Every time we visit New York, we go to the theater. Yes, we get Broadway shows in Houston – we pay exorbitant prices for Hamilton tickets, too. But the experience in New York is like no other. Theaters in Houston are mega-church-sized venues. You really do get a nosebleed in the upper balcony. In New York, there is an intimacy that enhances the experience in indescribable ways. I may be scrunched into my seat, with my knees up under my earlobes, but wherever I sit, I have a perfect view of the action. This is what Aristotle meant by the communal aspect of theater, that, among its many gifts, drama “can enlarge a community’s vision of its own identity and the realities of its own citizens.”
I don’t think I’ve ever considered Aristotle during my theater experiences. But last fall, when my nieces and I saw Come from Away, the entire audience was transported to September 11th, and, once again, we cried together. I couldn’t imagine a musical about that fateful day, nor did I expect to laugh. But the story was so uplifting that, for a few hours, we were reminded that regular people became unexpected heroes in surreal circumstances.
On September 11th, close to 7000 passengers on more than 200 flights from all over the world were diverted to Gander, Newfoundland, a town of 10,000, following the attacks on the United States. Flight crews filled Gander’s hotels, so passengers were taken to schools, fire stations, and church halls. The Canadian military flew in 5,000 cots. Stores donated blankets, coffee machines, and barbecue grills while residents gave passengers food, clothes, showers, toys, and free phones to call home. These unexpected guests stayed in Gander for five days before flights resumed.
I remember when this incredible act of sympathy and philoxenia was broadcast across the globe. A beacon of compassion on the darkest day of our lives. But I never actually visualized it until I saw the play.
Most of this year’s freshman class at my university was born in 2002. For many of them, September 11th is like December 7, 1941 is to me. Another day that will live in infamy. But they don’t think in terms of “before the attack” and “since that day.” For them, taking off their shoes at the airport is normal.
That’s why this story that appeared in the Houston Chronicle on March 4th is so important. First-year teacher Madison Hughes had recently seen Come from Away. She assigned her ESL class at Beck Junior High School in Katy, Texas, a unique project. Thirty-two students, from Venezuela, Mexico, Finland, Guatemala, Norway, and China, wrote letters in English to the people of Gander, “thanking them for their wonderful example of love that they had shown toward people just like themselves in a place completely unfamiliar and new.” The Gander community responded to the letters, and they are on display in Gander Town Hall.
A few months ago, Ms. Hughes sent a Facebook message to Capt. Beverly Bass, American Airlines’ first female captain on a commercial aircraft, who landed in Gander that day, to see if she could get some autographed copies of her book, Me and the Sky: Captain Beverley Bass, Pioneering Pilot. Bass obliged and worked with the production company so the students could attend the musical as guests.
On Tuesday, March 3, the students saw Come from Away at The Hobby Center.

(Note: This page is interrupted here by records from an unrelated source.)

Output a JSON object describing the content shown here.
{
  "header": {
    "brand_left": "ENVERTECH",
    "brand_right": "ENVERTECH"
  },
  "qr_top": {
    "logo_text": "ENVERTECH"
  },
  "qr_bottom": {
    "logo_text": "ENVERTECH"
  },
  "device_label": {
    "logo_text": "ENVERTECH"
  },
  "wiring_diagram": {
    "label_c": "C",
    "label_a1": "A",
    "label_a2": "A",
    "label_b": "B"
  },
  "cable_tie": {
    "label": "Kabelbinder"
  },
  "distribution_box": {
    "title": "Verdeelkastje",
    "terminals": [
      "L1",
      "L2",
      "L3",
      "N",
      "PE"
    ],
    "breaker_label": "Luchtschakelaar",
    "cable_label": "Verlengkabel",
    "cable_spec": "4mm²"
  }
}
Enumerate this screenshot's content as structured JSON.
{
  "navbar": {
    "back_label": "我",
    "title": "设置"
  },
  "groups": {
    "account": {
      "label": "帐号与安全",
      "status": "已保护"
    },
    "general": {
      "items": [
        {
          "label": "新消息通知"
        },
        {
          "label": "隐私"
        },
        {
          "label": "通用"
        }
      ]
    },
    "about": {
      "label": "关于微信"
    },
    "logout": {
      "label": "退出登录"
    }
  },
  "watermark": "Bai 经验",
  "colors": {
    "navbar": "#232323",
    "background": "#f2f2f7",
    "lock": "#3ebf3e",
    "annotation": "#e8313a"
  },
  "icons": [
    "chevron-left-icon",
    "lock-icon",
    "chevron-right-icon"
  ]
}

Camila Aular, a seventh grader at Beck, appreciated how Gander treated people that they didn’t know at all and that were from many foreign lands. “In Gander, people gave blankets and food that they needed. And they didn’t care where they were from, how they looked like.” She said things are different today and that not everyone is as accepting.
As a further surprise, the students were greeted in class the next afternoon with three special guests: Claude Elliott, Gander’s mayor on 9/11; Beverley Bass, and her husband Tom Stawicki, who supported their family while their mom was away. Elliott said managing the many cultures and languages could be tricky, but somehow they all got through it. “We had people in Gander from 95 countries, so you can imagine…one minute, you’re a Newfoundlander, and the next minute after, you’re a Texan. And then after that, you have someone from Africa, or something like that.”
Writing assignments are just that – assignments. For the most part, students would rather have root canal without novocaine than describe “How I spent my summer vacation.” But this assignment, these simple thank-you notes to strangers, gave these students a much deeper understanding of kindness toward and acceptance of others. This is a lesson we should already know. Unfortunately, sometimes it takes a tragedy to remind us.